Following the lives of two Indian sisters coping with the subtle shame of otherness, James' incandescent debut novel is a skillfully nuanced examination of the immigrant experience from the perspectives of those who leave and those who are left behind. Tragically disfigured as a child, Linno forsakes formal education to nurture a surprising artistic talent, while her younger sister, Anju, excels academically and competes for a scholarship to a prestigious American private school. So strong is Anju's desire to leave their repressive society that she forges her name on her sister's artwork, a daring gamble that wins her the coveted ticket to a better life. Once in New York, however, Anju foolishly divulges her lie, loses her scholarship, and lives as a runaway, ashamed of being expelled and fearful of being deported. Meanwhile, Linno's art attracts the patronage of a savvy businesswoman who catapults her to international acclaim, a hollow victory given the uncertainty of Anju's whereabouts. Embracing multifaceted themes of cultural dissonance within a focused contemporary worldview, James writes with a silken elegance and solid assurance that will garner inevitable comparisons to Jhumpa Lahiri, accolades that are both apt and well-deserved.--Haggas, Carol Copyright 2009 Booklist

Kirkus Book Review

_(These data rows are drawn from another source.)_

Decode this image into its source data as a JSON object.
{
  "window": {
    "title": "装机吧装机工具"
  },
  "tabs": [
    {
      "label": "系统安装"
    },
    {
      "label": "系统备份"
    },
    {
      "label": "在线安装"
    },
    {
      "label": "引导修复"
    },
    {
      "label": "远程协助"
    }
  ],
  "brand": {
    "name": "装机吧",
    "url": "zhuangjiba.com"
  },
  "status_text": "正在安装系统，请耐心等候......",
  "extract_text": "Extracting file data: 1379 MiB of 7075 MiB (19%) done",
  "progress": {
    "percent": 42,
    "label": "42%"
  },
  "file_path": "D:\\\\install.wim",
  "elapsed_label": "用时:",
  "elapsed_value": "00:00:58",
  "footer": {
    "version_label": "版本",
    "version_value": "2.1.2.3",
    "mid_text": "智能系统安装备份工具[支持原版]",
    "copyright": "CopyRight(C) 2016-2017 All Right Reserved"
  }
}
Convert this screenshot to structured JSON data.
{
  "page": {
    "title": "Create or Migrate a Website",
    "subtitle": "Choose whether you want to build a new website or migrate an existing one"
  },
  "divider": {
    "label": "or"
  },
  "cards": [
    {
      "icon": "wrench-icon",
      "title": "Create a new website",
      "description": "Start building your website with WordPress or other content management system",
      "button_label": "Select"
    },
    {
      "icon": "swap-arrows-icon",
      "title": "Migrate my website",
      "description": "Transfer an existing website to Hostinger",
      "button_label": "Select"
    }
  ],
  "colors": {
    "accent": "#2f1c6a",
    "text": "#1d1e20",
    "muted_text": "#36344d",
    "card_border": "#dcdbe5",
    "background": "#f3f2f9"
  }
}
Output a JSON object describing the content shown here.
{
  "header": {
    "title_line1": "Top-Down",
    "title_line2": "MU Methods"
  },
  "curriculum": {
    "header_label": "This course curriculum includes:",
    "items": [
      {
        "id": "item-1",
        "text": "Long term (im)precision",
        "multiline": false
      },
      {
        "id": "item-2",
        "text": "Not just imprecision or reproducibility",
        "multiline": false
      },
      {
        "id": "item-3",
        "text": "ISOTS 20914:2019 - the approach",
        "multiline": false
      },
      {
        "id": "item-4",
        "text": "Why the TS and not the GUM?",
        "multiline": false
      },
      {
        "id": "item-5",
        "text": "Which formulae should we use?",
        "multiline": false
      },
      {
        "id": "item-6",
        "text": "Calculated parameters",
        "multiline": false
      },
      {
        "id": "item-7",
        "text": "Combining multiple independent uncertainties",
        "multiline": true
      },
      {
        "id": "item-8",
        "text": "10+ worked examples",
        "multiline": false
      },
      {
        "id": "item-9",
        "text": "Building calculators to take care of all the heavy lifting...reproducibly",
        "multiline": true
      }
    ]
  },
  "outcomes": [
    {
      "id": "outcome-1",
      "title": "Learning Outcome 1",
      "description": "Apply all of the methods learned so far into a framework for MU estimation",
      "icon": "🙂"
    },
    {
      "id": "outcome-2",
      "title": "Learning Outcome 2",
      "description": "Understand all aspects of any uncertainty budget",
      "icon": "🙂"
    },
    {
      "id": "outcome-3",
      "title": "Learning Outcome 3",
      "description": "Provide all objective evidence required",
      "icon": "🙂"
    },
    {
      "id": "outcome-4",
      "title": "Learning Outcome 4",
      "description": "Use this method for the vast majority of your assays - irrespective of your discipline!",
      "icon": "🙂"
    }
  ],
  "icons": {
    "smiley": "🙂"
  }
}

A student's odyssey from India to the United States and eventually back to India, a journey that raises personal and cultural questions about family, immigration and doing the right thing. Sisters Linno and Anju Vallara have been living a quiet life in Kerala with their father Melvin and their grandmother. Despite an accident that deforms her hand, Linno is an accomplished artist, and Anju is an academician. While visiting India, Miss Schimpf, from the Sitwell School in Manhattan, interviews 17-year-old Anju for a prestigious, all-expense-paid scholarship to the school, but the interview goes badlythat is, until Anju dazzles Miss Schimpf with some of her artwork. This seals the deal, and Miss Schimpf hails Anju as "a true Renaissance woman: an excellent student, a leader, and a brilliant artist." Trouble is that it's not Anju's artwork: Anju stole Linno's oeuvre in desperation to get the scholarship. At Sitwell Anju becomes something of a loner, but eventually she's befriended by Sheldon Fischer (aka "Fish") and holds out hope that he might even become a Real American Boyfriend. Instead, he betrays her secret to Miss Schimpf, and she is suspended from school. This ignominy leads Anju to run away and get a job at a beauty salon, hiding her status as she seeks legalization through a shifty immigration attorney. Meanwhile, back in India, the family also suffers, both from shame and worry. Even as Linno makes arrangements to come to the United States to find and recover her sister, Anju makes a parallel decision to reject American life and return home, seeking forgiveness and reconciliation. A touching debut novel with a range of tones, from the sweet to the sordid. Copyright Kirkus Reviews, used with permission.